▸ Work task
Check every line below for the string "access". Copy the ones that have it.

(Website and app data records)
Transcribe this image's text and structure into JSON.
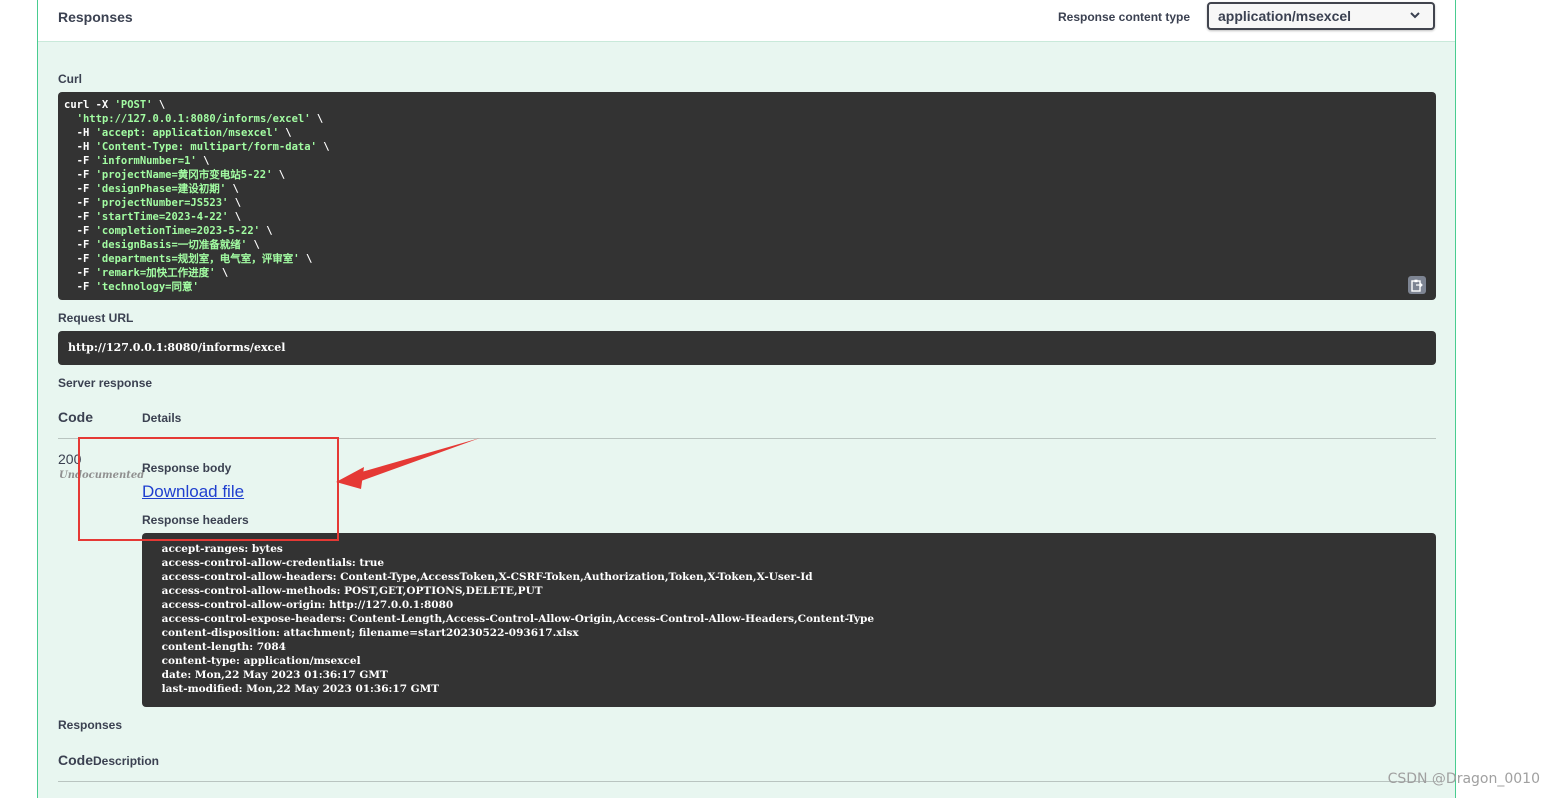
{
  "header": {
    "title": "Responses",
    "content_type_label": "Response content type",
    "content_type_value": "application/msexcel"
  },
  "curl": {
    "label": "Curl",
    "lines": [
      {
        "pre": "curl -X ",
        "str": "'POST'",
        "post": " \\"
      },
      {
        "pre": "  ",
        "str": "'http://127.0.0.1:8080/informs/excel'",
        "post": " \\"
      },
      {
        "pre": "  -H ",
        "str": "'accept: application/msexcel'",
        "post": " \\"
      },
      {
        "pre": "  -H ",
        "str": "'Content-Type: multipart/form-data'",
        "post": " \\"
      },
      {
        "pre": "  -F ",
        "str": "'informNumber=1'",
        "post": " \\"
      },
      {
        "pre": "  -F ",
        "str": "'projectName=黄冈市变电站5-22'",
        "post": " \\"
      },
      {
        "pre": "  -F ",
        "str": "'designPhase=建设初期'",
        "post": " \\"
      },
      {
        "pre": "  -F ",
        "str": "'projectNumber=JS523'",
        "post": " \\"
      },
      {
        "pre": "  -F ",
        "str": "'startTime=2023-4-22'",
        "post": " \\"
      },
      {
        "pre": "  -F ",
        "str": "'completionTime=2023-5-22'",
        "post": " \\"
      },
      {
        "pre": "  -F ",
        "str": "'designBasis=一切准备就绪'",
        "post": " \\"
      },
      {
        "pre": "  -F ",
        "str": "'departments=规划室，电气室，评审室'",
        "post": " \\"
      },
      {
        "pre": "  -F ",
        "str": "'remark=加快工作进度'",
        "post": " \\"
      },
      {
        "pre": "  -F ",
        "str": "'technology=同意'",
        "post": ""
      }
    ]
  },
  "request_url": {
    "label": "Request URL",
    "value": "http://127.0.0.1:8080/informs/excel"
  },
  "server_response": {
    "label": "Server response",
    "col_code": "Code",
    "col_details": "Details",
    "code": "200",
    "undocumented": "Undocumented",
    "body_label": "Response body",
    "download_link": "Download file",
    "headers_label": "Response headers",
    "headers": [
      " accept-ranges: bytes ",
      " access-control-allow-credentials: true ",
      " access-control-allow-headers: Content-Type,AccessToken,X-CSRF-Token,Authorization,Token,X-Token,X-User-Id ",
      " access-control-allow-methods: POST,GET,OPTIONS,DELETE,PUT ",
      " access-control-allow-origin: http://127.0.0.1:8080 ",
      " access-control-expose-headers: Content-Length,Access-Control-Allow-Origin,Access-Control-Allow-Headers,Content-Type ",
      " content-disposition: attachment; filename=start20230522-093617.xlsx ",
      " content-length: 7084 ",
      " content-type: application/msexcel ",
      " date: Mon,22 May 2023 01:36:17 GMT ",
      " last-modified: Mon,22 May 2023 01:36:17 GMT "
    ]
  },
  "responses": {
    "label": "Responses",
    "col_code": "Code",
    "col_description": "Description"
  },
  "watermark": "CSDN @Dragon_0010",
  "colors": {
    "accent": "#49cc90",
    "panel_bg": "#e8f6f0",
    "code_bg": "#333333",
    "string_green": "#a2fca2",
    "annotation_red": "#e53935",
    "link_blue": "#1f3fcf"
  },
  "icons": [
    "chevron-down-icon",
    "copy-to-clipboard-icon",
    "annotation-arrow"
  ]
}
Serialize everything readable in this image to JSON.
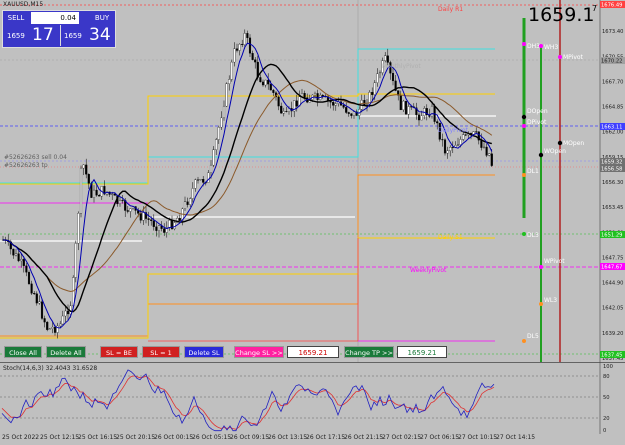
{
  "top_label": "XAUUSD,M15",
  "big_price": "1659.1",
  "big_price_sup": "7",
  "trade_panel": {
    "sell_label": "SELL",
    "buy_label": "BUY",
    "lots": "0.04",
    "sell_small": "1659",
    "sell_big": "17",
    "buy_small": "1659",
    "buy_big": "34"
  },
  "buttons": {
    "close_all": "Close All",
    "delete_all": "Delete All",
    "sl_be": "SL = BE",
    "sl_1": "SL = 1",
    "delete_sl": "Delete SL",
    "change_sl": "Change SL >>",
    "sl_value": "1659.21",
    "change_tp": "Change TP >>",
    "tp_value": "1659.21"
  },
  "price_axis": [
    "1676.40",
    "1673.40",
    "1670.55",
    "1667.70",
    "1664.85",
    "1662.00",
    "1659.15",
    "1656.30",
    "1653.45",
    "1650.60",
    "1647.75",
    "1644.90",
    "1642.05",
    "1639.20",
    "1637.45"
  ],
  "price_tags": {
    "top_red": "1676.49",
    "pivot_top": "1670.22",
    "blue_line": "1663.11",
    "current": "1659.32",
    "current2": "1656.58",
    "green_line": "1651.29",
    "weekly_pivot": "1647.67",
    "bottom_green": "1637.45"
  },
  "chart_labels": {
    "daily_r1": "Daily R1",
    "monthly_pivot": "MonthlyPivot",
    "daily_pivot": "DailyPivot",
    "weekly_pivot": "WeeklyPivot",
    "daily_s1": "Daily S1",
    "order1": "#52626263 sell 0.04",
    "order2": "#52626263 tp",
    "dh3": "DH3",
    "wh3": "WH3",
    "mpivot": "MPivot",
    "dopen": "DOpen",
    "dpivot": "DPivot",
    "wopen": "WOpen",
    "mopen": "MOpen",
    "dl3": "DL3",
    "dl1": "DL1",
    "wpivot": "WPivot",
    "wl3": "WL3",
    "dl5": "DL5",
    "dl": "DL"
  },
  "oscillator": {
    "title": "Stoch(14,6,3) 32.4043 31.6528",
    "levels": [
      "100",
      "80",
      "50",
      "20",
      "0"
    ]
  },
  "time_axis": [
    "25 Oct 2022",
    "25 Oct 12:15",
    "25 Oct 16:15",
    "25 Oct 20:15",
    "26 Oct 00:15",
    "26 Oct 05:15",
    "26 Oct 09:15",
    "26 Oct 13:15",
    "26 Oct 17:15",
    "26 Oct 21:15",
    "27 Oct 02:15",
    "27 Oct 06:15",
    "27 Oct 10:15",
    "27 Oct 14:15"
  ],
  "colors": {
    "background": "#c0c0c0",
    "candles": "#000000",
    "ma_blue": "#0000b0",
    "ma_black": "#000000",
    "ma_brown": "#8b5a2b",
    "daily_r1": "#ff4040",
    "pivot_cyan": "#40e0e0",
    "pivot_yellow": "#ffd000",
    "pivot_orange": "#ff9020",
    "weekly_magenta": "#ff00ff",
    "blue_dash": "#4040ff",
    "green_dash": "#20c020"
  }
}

▸ Response for this exercise
      " access-control-allow-credentials: true ",
      " access-control-allow-headers: Content-Type,AccessToken,X-CSRF-Token,Authorization,Token,X-Token,X-User-Id ",
      " access-control-allow-methods: POST,GET,OPTIONS,DELETE,PUT ",
      " access-control-allow-origin: http://127.0.0.1:8080 ",
      " access-control-expose-headers: Content-Length,Access-Control-Allow-Origin,Access-Control-Allow-Headers,Content-Type ",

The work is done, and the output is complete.